*** Records to process ***

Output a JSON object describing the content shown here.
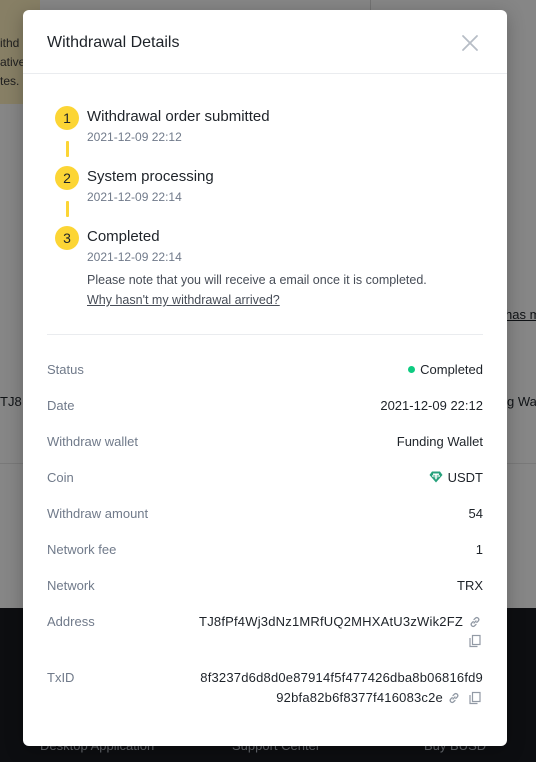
{
  "background": {
    "notice_lines": [
      "ithd",
      "ative",
      "tes."
    ],
    "left_fragment": "TJ8",
    "right_link_fragment": "has m",
    "right_fragment": "g Wa",
    "footer_links": [
      "Desktop Application",
      "Support Center",
      "Buy BUSD"
    ]
  },
  "modal": {
    "title": "Withdrawal Details",
    "steps": [
      {
        "number": "1",
        "title": "Withdrawal order submitted",
        "time": "2021-12-09 22:12"
      },
      {
        "number": "2",
        "title": "System processing",
        "time": "2021-12-09 22:14"
      },
      {
        "number": "3",
        "title": "Completed",
        "time": "2021-12-09 22:14"
      }
    ],
    "note": "Please note that you will receive a email once it is completed.",
    "help_link": "Why hasn't my withdrawal arrived?",
    "details": {
      "status_label": "Status",
      "status_value": "Completed",
      "date_label": "Date",
      "date_value": "2021-12-09 22:12",
      "wallet_label": "Withdraw wallet",
      "wallet_value": "Funding Wallet",
      "coin_label": "Coin",
      "coin_value": "USDT",
      "amount_label": "Withdraw amount",
      "amount_value": "54",
      "fee_label": "Network fee",
      "fee_value": "1",
      "network_label": "Network",
      "network_value": "TRX",
      "address_label": "Address",
      "address_value": "TJ8fPf4Wj3dNz1MRfUQ2MHXAtU3zWik2FZ",
      "txid_label": "TxID",
      "txid_line1": "8f3237d6d8d0e87914f5f477426dba8b06816fd9",
      "txid_line2": "92bfa82b6f8377f416083c2e"
    }
  },
  "colors": {
    "accent": "#fcd535",
    "success": "#0ecb81",
    "coin": "#26a17b",
    "overlay": "rgba(0,0,0,0.45)"
  },
  "icons": {
    "close": "close-icon",
    "coin": "usdt-coin-icon",
    "link": "link-icon",
    "copy": "copy-icon"
  }
}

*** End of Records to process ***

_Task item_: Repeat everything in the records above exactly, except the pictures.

_Exercise answer_:
Output a JSON object describing the content shown here.
{
  "background": {
    "notice_lines": [
      "ithd",
      "ative",
      "tes."
    ],
    "left_fragment": "TJ8",
    "right_link_fragment": "has m",
    "right_fragment": "g Wa",
    "footer_links": [
      "Desktop Application",
      "Support Center",
      "Buy BUSD"
    ]
  },
  "modal": {
    "title": "Withdrawal Details",
    "steps": [
      {
        "number": "1",
        "title": "Withdrawal order submitted",
        "time": "2021-12-09 22:12"
      },
      {
        "number": "2",
        "title": "System processing",
        "time": "2021-12-09 22:14"
      },
      {
        "number": "3",
        "title": "Completed",
        "time": "2021-12-09 22:14"
      }
    ],
    "note": "Please note that you will receive a email once it is completed.",
    "help_link": "Why hasn't my withdrawal arrived?",
    "details": {
      "status_label": "Status",
      "status_value": "Completed",
      "date_label": "Date",
      "date_value": "2021-12-09 22:12",
      "wallet_label": "Withdraw wallet",
      "wallet_value": "Funding Wallet",
      "coin_label": "Coin",
      "coin_value": "USDT",
      "amount_label": "Withdraw amount",
      "amount_value": "54",
      "fee_label": "Network fee",
      "fee_value": "1",
      "network_label": "Network",
      "network_value": "TRX",
      "address_label": "Address",
      "address_value": "TJ8fPf4Wj3dNz1MRfUQ2MHXAtU3zWik2FZ",
      "txid_label": "TxID",
      "txid_line1": "8f3237d6d8d0e87914f5f477426dba8b06816fd9",
      "txid_line2": "92bfa82b6f8377f416083c2e"
    }
  },
  "colors": {
    "accent": "#fcd535",
    "success": "#0ecb81",
    "coin": "#26a17b",
    "overlay": "rgba(0,0,0,0.45)"
  },
  "icons": {
    "close": "close-icon",
    "coin": "usdt-coin-icon",
    "link": "link-icon",
    "copy": "copy-icon"
  }
}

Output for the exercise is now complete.